I am filled with gratitude this morning as I wait for my airport shuttle in the beautiful lobby of the historic Capital Hotel in Little Rock, Arkansas.
I’ve just spent the past few days at Moss Mountain, the beautiful home and farm of P. Allen Smith. Twenty three bloggers from around the country were invited to participate in this 3-day event, called Garden-to-Blog, with the purpose of meeting industry leaders, discussing new gardening trends, becoming inspired with new ideas and to take a step back from what we do day-in and day-out.
As P. Allen says ‘It’s my pleasure to welcome bloggers because I’ve seen the work they do and am continually impressed with the way they merge the physical with the digital, the garden with the blog. Gardening goes back a long way in my family, and I’ve often felt that it was an art that was dying out through the generations. But these days, the virtual garden has helped revive gardening and green living…partially due to the efforts of people sharing all the benefits of getting out in the garden online…My mission is for us to grow in our passion for gardening by learning, and I hope that Garden2Blog 14 will advance that mission.’
The day began in The Bernice Garden with a delightfully southern breakfast, catered by Root Café and the solar-powered food truck, Loblolly Creamery, where I tasted my very first biscuits and gravy!
The garden was conceived in 2007 by Anita Davis, who magically transformed a former rundown Long John Silvers into this public sculpture garden, open to all. Master gardener Laverne Davis has done a beautiful job maintaining the garden and upholding its mission to ‘Keep Little Rock beautiful.’The next stop was just down the street at The Green Corner Store, officially the first store dedicated to sustainable and local products in the entire state!
It also happens to house one of the only soda fountains from the turn of the century lovingly restored to its former glory and used daily. Random fun fact: do you know why soda fountains were always located in the same building as the pharmacy? It’s because the medicine was so horrific tasting, they needed to provide a tasty way to help it go down! (sort of the ‘ol salty pretzels as a bar snack philosophy).
Aren’t these seating areas on either side of the building fun? They’re made of repurposed suitcases, cabinets, surfboards and tree stumps!
After hopping back on the bus we were taken to the Clinton Presidential Library (the first federal building to receive a platinum LEED rating!) where we were given a tour of Clinton’s private rooftop garden. It was pretty cool to be escorted through his working office (sorry, no photos allowed) leading out to the garden.

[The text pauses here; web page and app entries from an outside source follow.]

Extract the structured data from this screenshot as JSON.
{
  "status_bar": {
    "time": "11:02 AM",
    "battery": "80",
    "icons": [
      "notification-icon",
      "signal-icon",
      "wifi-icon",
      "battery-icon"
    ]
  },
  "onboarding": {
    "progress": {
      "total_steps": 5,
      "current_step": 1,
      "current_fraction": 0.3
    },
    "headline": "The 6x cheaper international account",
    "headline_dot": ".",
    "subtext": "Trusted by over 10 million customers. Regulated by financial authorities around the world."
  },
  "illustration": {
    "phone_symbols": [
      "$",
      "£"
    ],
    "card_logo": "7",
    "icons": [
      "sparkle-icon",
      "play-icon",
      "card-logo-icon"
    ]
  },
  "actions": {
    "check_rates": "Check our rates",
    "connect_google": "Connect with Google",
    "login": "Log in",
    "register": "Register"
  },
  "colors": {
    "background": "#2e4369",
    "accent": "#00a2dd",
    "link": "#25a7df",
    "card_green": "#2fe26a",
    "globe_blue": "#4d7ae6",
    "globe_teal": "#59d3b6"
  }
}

I love Chihuly’s ‘Red Reeds’ glass installation at the front of the building.
The garden (over 14,000 square feet) consists of over 80 species of plants, the majority of which are native. On one side of the garden is his putting green, surrounded by native plants and yellow roses (his mother’s favorite flower) and on the other side is a garden meant for meandering.
With a boardwalk built to mimic the flow of the nearby Arkansas River, the garden boasts natives and low-water plants with a special area dedicated to music. To honor Clinton’s passion for music and to bring a little musical harmony to this windy site, wind chimes were created in the note of G. Would you like to hear them? Click here: IMG_3181

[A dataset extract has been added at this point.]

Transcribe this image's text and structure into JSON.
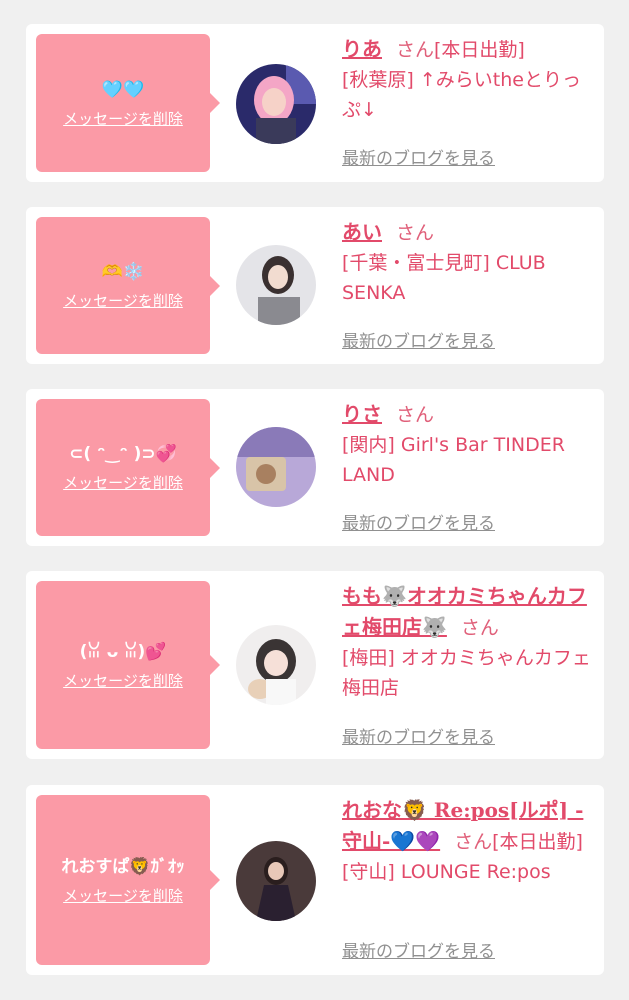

After loading the bus again, we visited his downtown 1904 Colonial Revival-style home featured in his first book, Garden Home, and where his long running television show, P. Allen Smith’s Garden Home, was originally filmed. This charming home is located on a small city lot, with neighbors crowded on all sides, yet feels private and spacious thanks to all the garden rooms he’s created throughout.
The sides of the arbor leading out to the sidewalk has beautiful, rustic twigs acting as a support for vines.

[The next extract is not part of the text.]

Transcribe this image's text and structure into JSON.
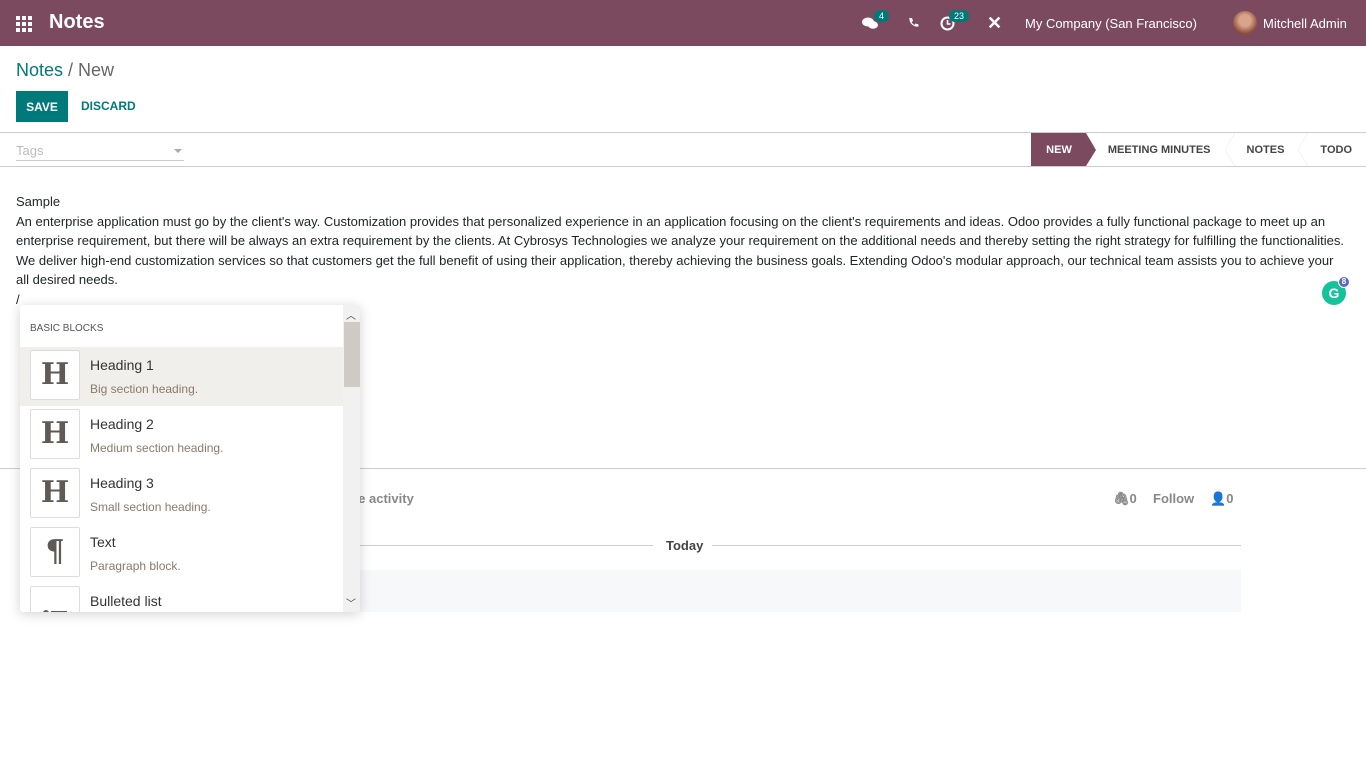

And I love the personality given to the pathway at the base of the arbor, with hand-laid pebbles in a pattern that mimics the twigs.On the other side of the home is a narrow pathway broken up with this urn placed in the center of a cobblestone sunburst. Again, this pesticide and herbicide-free garden has weeds. And bugs. Which all gardens should have, right? That’s one of the things I loved about his gardens is that they’re not manicured to the point of unrealistic proportions. They’re real.
P. Allen’s garden style is a blend of formality (with carefully placed, matching containers, topiaries, shrubs, etc) and informal, casual plantings.
Each time you walk through a formally laid out area like this one (note the symmetrical clipped shrubs on either side of the arbor) you’re hit with a dose of informality, thanks to his use of rustic elements combined with blowsy, carefree plantings.
For example, walk through the arbor and you enter the pond garden, filled with artistic whimsy…
At the rear of the garden is this demure archway leading to his hoop house and potting shed – the workhorses of the garden.
The good thing about a garden being filled with lots of people is that they make it easy to sneak away, undetected.
I love this fence at the back of the property, behind the hoop house. You can see how the colors of his neighbor’s roof have been incorporated into the color of his fence.
One of my favorite tricks in a small garden bed is to place containers within the bed, adding much needed height and interest.
I hope you’ve enjoyed the tour of my first day in Little Rock!
Please stay tuned! In just a few weeks I’ll take you up to the unforgettable Moss Mountain, P. Allen’s gorgeous 600-acre farm and garden home.